The Unit on International Law has concerned itself, in the first instance, with the classification of the variety of international legal sources as regards food safety, starting with the essential right to health, on which the same right to safe food is based, identified as those tools of a universal nature from which it is possible to extract principles of customary law. Of these, the most prominent are the Universal Declaration of Human Rights (Art. 25) and the International Covenant on Economic, Social and Cultural Rights (Articles 11 and 12 – the right to food and the right to health), the content and significance of which was reiterated in greater detail by the Committee on Economic, Social and Cultural Rights through General Comment No. 12 (the right to adequate food) and General Comment No. 14 (the right to the highest standard of health). From these it is possible to deduce that nourishment that is qualitatively and quantitatively appropriate is achieved in the presence of “an availability of food, in sufficient quantities and quality to satisfy physiological needs, that is devoid of harmful substances and is acceptable within every culture” of which consumers of all ages are a part. The unit has dedicated one specific section to the categories of consumers that are, by definition, “weak”. Of these, women and children in particular tend to stand out the most.
Consequently, the tools used to implement the said right to food safety were selected, making it then possible to proceed with the systematic cataloguing of international agreements, technical standards and numerous and important statements of non-binding principles (so-called sources of soft law), often supplemental to those actual precepts (contrariwise defined hard law). Amongst the international conventions referred to, those drawn up under the umbrella of the WTO tend take on a particular role: the Agreement on Sanitary and Phytosanitary Measures (SPS) and the Agreement on Technical Barriers to Trade (TBT).
Finally, with the intention of completing the general picture of the way in which agri-food market currently operate, the unit from Pavia is analysing the role of standards and private certification systems. Said tools, adopted voluntarily by those operating in the food sector, operate alongside public regulation.
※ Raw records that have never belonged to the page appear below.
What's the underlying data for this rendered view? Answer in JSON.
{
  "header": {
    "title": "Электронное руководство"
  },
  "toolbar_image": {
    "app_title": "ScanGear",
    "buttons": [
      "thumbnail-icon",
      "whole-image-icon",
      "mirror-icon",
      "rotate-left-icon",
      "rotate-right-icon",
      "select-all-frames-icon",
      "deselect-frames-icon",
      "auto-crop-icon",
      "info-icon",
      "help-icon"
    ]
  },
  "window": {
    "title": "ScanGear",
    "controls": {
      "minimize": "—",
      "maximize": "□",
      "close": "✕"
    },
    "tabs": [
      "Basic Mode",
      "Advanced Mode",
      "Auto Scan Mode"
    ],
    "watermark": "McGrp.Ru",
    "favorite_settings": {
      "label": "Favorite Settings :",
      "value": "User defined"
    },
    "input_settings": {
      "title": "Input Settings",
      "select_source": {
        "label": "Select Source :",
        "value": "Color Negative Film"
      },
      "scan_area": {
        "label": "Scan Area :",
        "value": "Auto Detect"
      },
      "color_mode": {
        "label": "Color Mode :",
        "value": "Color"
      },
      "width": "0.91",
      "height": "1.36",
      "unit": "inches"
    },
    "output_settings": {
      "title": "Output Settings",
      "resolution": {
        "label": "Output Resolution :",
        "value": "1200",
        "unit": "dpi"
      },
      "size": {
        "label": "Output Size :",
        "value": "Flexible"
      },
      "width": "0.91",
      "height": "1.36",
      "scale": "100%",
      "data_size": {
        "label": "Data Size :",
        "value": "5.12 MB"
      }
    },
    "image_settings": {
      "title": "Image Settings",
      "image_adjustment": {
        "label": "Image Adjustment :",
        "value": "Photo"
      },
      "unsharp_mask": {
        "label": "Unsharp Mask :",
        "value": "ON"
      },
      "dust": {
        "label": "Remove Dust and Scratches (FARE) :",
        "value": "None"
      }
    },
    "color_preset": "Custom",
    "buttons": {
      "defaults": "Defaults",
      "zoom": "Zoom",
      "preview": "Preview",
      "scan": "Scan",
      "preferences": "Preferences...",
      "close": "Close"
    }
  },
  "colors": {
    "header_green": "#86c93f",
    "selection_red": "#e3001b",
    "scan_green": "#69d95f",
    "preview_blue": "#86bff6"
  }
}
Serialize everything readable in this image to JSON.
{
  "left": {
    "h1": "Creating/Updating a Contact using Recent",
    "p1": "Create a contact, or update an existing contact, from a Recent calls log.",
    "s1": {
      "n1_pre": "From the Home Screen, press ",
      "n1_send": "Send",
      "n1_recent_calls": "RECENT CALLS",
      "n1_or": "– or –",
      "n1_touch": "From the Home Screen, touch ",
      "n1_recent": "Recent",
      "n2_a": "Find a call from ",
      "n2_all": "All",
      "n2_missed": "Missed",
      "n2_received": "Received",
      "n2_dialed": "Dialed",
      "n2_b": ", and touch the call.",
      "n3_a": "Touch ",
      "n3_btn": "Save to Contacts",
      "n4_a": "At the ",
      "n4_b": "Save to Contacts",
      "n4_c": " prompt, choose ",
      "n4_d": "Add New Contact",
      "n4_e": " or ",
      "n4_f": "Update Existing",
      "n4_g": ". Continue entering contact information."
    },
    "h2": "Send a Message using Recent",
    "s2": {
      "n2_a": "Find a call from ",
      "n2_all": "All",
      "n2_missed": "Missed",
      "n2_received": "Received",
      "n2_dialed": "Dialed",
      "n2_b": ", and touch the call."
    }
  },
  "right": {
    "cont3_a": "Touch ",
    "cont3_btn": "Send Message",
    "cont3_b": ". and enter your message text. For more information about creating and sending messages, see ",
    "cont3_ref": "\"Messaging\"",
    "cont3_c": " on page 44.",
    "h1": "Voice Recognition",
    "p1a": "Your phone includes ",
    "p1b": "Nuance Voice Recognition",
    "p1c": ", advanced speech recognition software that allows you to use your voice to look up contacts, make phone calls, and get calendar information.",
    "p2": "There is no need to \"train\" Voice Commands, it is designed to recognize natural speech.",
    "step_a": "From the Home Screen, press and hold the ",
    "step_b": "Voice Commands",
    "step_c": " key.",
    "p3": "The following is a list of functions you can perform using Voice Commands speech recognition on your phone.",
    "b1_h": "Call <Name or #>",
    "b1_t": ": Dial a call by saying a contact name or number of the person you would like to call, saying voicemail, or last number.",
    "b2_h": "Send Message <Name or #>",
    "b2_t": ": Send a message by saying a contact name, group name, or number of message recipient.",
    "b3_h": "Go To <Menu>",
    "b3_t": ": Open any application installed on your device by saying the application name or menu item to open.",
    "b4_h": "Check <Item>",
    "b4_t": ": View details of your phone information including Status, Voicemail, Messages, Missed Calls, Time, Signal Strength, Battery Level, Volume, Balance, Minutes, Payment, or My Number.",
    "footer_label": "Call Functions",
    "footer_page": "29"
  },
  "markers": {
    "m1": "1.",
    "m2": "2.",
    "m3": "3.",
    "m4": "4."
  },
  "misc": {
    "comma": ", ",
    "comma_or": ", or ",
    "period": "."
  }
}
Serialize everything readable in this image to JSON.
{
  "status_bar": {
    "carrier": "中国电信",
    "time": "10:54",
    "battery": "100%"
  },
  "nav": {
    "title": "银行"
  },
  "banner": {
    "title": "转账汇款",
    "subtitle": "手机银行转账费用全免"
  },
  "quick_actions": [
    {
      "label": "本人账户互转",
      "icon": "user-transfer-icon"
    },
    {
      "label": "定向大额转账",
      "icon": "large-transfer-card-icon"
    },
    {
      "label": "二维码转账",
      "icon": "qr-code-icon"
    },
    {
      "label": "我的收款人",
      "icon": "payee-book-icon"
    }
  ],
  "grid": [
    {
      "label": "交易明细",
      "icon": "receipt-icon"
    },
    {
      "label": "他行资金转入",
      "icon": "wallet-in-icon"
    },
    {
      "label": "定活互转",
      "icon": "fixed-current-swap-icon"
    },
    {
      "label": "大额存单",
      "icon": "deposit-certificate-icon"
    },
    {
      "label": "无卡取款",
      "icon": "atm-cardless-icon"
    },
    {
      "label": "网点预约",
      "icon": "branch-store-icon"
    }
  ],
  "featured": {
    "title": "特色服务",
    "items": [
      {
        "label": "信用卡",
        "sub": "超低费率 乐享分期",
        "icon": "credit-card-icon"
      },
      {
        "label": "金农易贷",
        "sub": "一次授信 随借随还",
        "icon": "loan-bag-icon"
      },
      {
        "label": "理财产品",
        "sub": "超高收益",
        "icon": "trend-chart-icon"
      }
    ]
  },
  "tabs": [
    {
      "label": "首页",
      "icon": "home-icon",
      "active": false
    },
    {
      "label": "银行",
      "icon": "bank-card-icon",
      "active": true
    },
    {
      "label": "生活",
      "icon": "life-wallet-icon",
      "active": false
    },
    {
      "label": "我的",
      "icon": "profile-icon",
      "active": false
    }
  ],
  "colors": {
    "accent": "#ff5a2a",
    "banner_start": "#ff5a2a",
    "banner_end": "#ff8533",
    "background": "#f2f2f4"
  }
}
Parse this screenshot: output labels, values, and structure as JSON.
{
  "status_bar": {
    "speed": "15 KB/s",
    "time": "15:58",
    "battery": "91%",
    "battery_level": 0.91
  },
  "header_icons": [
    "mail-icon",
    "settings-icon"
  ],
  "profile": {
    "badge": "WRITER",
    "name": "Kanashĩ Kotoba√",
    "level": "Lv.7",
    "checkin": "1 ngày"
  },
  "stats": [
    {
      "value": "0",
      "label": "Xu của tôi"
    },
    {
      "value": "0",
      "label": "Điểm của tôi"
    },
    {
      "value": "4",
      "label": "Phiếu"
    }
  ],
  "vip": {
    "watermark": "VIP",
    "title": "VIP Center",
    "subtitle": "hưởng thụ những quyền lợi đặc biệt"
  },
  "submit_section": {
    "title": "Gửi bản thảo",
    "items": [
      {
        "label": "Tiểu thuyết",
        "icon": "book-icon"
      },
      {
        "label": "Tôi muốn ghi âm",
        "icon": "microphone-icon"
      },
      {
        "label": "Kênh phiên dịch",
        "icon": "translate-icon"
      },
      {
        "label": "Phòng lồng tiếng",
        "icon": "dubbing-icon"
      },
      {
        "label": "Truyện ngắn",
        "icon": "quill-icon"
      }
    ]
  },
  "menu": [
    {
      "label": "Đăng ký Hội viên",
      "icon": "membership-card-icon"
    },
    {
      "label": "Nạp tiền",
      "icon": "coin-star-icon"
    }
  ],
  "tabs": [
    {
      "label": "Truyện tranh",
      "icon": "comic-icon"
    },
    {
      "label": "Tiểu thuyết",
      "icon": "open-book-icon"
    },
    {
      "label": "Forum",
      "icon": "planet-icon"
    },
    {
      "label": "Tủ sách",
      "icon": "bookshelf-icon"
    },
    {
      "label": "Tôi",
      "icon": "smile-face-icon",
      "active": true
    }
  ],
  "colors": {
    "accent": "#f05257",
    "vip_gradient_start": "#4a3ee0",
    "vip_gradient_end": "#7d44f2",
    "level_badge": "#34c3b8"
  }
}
They can, on the one hand, strengthen their effects but on the other, become unfair non-tariff barriers to trade by putting forward standards that are even more stringent than those that are legally binding. The same methods of analysis were adopted in an attempt to rebuild, within international law (general and conventional) a fundamental right to safe drinking water for use with foods, which is a basic requirement in any type of food preparation.